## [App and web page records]

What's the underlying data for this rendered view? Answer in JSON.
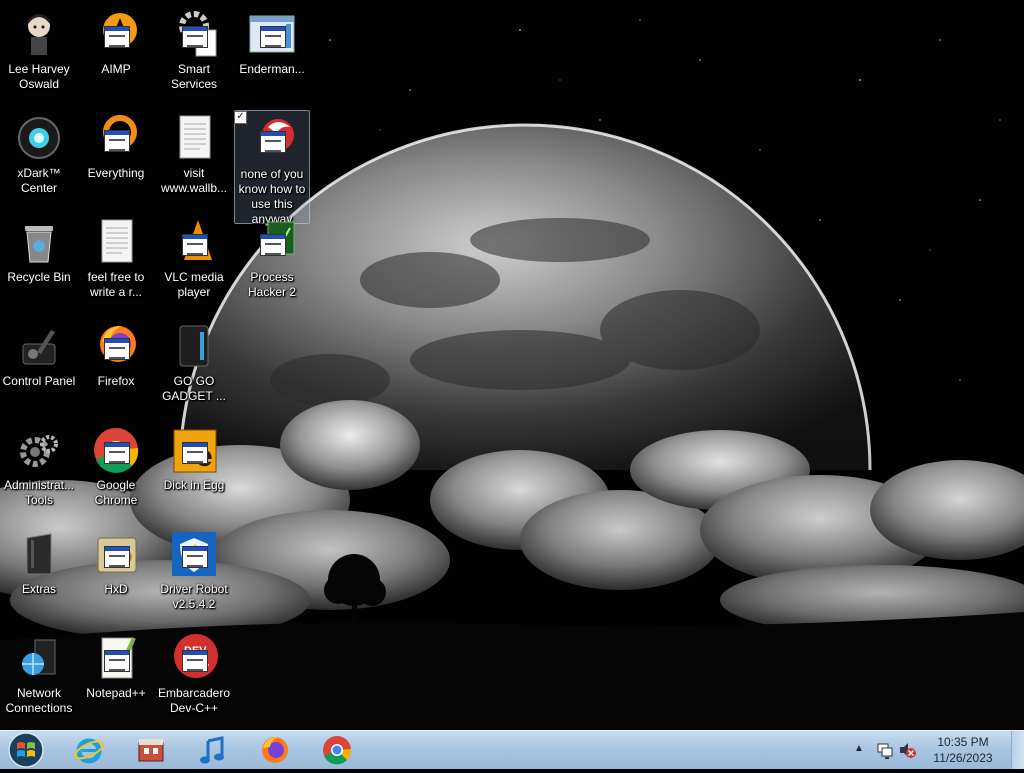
{
  "desktop": {
    "icons": [
      {
        "label": "Lee Harvey Oswald",
        "icon": "character-icon"
      },
      {
        "label": "xDark™ Center",
        "icon": "xdark-orb-icon"
      },
      {
        "label": "Recycle Bin",
        "icon": "recycle-bin-icon"
      },
      {
        "label": "Control Panel",
        "icon": "control-panel-icon"
      },
      {
        "label": "Administrat... Tools",
        "icon": "admin-tools-icon"
      },
      {
        "label": "Extras",
        "icon": "folder-icon"
      },
      {
        "label": "Network Connections",
        "icon": "network-globe-icon"
      },
      {
        "label": "AIMP",
        "icon": "aimp-icon"
      },
      {
        "label": "Everything",
        "icon": "everything-icon"
      },
      {
        "label": "feel free to write a r...",
        "icon": "text-document-icon"
      },
      {
        "label": "Firefox",
        "icon": "firefox-icon"
      },
      {
        "label": "Google Chrome",
        "icon": "chrome-icon"
      },
      {
        "label": "HxD",
        "icon": "hxd-icon"
      },
      {
        "label": "Notepad++",
        "icon": "notepad-plus-icon"
      },
      {
        "label": "Smart Services",
        "icon": "gear-icon"
      },
      {
        "label": "visit www.wallb...",
        "icon": "text-document-icon"
      },
      {
        "label": "VLC media player",
        "icon": "vlc-cone-icon"
      },
      {
        "label": "GO GO GADGET ...",
        "icon": "gadget-icon"
      },
      {
        "label": "Dick in Egg",
        "icon": "e-icon"
      },
      {
        "label": "Driver Robot v2.5.4.2",
        "icon": "shield-icon"
      },
      {
        "label": "Embarcadero Dev-C++",
        "icon": "devcpp-icon"
      },
      {
        "label": "Enderman...",
        "icon": "window-app-icon"
      },
      {
        "label": "none of you know how to use this anyway",
        "icon": "red-app-icon",
        "selected": true
      },
      {
        "label": "Process Hacker 2",
        "icon": "process-hacker-icon"
      }
    ]
  },
  "taskbar": {
    "start": {
      "icon": "windows-orb-icon"
    },
    "pinned": [
      {
        "name": "Internet Explorer",
        "icon": "ie-icon"
      },
      {
        "name": "Store",
        "icon": "store-icon"
      },
      {
        "name": "Music",
        "icon": "music-note-icon"
      },
      {
        "name": "Firefox",
        "icon": "firefox-icon"
      },
      {
        "name": "Google Chrome",
        "icon": "chrome-icon"
      }
    ],
    "tray": {
      "time": "10:35 PM",
      "date": "11/26/2023"
    }
  },
  "colors": {
    "taskbar": "#a9c6e2",
    "selection": "#8ca0be",
    "text": "#ffffff"
  }
}
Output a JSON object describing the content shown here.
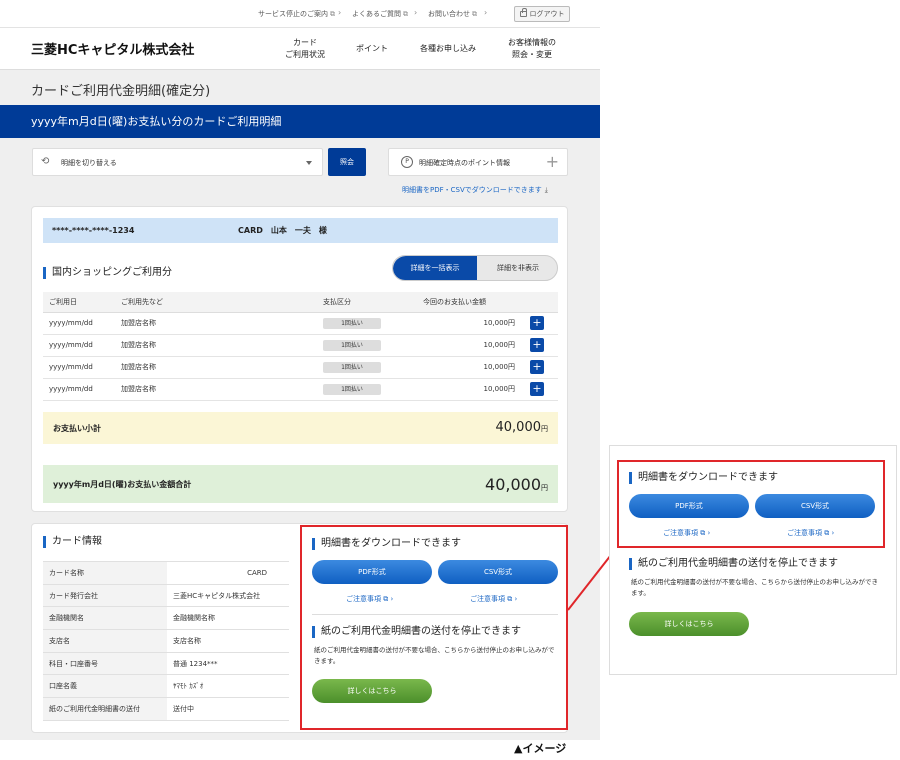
{
  "utility": {
    "links": [
      "サービス停止のご案内",
      "よくあるご質問",
      "お問い合わせ"
    ],
    "logout": "ログアウト"
  },
  "header": {
    "logo": "三菱HCキャピタル株式会社",
    "nav": [
      {
        "line1": "カード",
        "line2": "ご利用状況"
      },
      {
        "line1": "ポイント",
        "line2": ""
      },
      {
        "line1": "各種お申し込み",
        "line2": ""
      },
      {
        "line1": "お客様情報の",
        "line2": "照会・変更"
      }
    ]
  },
  "page_title": "カードご利用代金明細(確定分)",
  "banner": "yyyy年m月d日(曜)お支払い分のカードご利用明細",
  "controls": {
    "switch_label": "明細を切り替える",
    "submit": "照会",
    "points_label": "明細確定時点のポイント情報",
    "download_link": "明細書をPDF・CSVでダウンロードできます"
  },
  "statement": {
    "card_number": "****-****-****-1234",
    "card_name": "CARD　山本　一夫　様",
    "section_title": "国内ショッピングご利用分",
    "toggle_on": "詳細を一括表示",
    "toggle_off": "詳細を非表示",
    "columns": [
      "ご利用日",
      "ご利用先など",
      "支払区分",
      "今回のお支払い金額"
    ],
    "rows": [
      {
        "date": "yyyy/mm/dd",
        "merchant": "加盟店名称",
        "type": "1回払い",
        "amount": "10,000円"
      },
      {
        "date": "yyyy/mm/dd",
        "merchant": "加盟店名称",
        "type": "1回払い",
        "amount": "10,000円"
      },
      {
        "date": "yyyy/mm/dd",
        "merchant": "加盟店名称",
        "type": "1回払い",
        "amount": "10,000円"
      },
      {
        "date": "yyyy/mm/dd",
        "merchant": "加盟店名称",
        "type": "1回払い",
        "amount": "10,000円"
      }
    ],
    "subtotal_label": "お支払い小計",
    "subtotal_value": "40,000",
    "total_label": "yyyy年m月d日(曜)お支払い金額合計",
    "total_value": "40,000",
    "yen": "円"
  },
  "card_info": {
    "title": "カード情報",
    "rows": [
      {
        "k": "カード名称",
        "v": "CARD"
      },
      {
        "k": "カード発行会社",
        "v": "三菱HCキャピタル株式会社"
      },
      {
        "k": "金融機関名",
        "v": "金融機関名称"
      },
      {
        "k": "支店名",
        "v": "支店名称"
      },
      {
        "k": "科目・口座番号",
        "v": "普通 1234***"
      },
      {
        "k": "口座名義",
        "v": "ﾔﾏﾓﾄ ｶｽﾞｵ"
      },
      {
        "k": "紙のご利用代金明細書の送付",
        "v": "送付中"
      }
    ]
  },
  "download": {
    "title": "明細書をダウンロードできます",
    "pdf": "PDF形式",
    "csv": "CSV形式",
    "note": "ご注意事項"
  },
  "stop_mail": {
    "title": "紙のご利用代金明細書の送付を停止できます",
    "text": "紙のご利用代金明細書の送付が不要な場合、こちらから送付停止のお申し込みができます。",
    "button": "詳しくはこちら"
  },
  "caption": "▲イメージ",
  "colors": {
    "brand": "#003b97",
    "highlight": "#e0262a",
    "green": "#4b8f2b"
  }
}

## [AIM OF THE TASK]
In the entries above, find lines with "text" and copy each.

## [TASK ANSWER]
        "icon": "text-document-icon"
        "icon": "text-document-icon"
    "text": "#ffffff"
    "text": "紙のご利用代金明細書の送付が不要な場合、こちらから送付停止のお申し込みができます。",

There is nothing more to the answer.